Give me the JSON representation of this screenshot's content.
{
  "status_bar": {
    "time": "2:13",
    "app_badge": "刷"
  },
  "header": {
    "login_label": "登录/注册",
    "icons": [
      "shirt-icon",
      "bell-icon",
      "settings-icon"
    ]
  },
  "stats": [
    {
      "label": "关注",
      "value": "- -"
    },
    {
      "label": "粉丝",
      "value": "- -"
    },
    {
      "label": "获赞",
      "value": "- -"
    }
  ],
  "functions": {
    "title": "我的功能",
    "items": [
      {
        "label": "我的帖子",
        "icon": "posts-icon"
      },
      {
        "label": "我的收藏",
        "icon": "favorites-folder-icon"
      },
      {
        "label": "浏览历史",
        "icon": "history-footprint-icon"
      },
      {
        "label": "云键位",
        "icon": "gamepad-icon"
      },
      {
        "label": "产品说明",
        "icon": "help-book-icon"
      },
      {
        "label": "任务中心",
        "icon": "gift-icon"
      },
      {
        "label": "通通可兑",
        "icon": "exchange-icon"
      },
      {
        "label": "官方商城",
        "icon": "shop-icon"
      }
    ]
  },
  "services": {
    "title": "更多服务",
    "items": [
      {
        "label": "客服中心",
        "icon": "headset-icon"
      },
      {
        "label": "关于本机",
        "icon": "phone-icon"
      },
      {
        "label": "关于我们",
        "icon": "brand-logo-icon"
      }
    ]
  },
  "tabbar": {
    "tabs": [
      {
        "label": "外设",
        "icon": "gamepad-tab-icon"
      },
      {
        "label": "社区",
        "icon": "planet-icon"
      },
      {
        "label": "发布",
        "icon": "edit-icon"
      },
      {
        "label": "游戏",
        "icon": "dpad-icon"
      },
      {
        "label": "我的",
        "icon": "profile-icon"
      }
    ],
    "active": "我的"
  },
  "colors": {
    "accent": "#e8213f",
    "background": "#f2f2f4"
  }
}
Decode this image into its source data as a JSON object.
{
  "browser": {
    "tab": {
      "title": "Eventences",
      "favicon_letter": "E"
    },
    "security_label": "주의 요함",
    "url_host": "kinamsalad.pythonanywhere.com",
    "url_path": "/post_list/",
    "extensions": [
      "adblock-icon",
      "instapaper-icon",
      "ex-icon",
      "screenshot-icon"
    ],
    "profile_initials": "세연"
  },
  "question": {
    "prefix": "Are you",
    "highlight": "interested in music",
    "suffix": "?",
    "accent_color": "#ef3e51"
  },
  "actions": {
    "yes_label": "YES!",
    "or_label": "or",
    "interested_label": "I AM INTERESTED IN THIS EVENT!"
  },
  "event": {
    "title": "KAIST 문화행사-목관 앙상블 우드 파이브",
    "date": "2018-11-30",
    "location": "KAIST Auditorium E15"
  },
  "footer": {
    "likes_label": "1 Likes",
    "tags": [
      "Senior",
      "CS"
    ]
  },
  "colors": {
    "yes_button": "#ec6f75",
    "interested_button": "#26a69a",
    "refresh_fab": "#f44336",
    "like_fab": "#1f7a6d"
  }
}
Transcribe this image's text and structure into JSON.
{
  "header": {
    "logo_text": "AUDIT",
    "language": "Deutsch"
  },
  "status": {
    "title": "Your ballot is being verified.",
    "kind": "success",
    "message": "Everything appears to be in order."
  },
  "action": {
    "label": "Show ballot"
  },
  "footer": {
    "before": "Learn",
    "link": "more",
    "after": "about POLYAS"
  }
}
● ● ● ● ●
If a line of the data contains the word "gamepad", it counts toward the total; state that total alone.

[Answer for this exercise] 2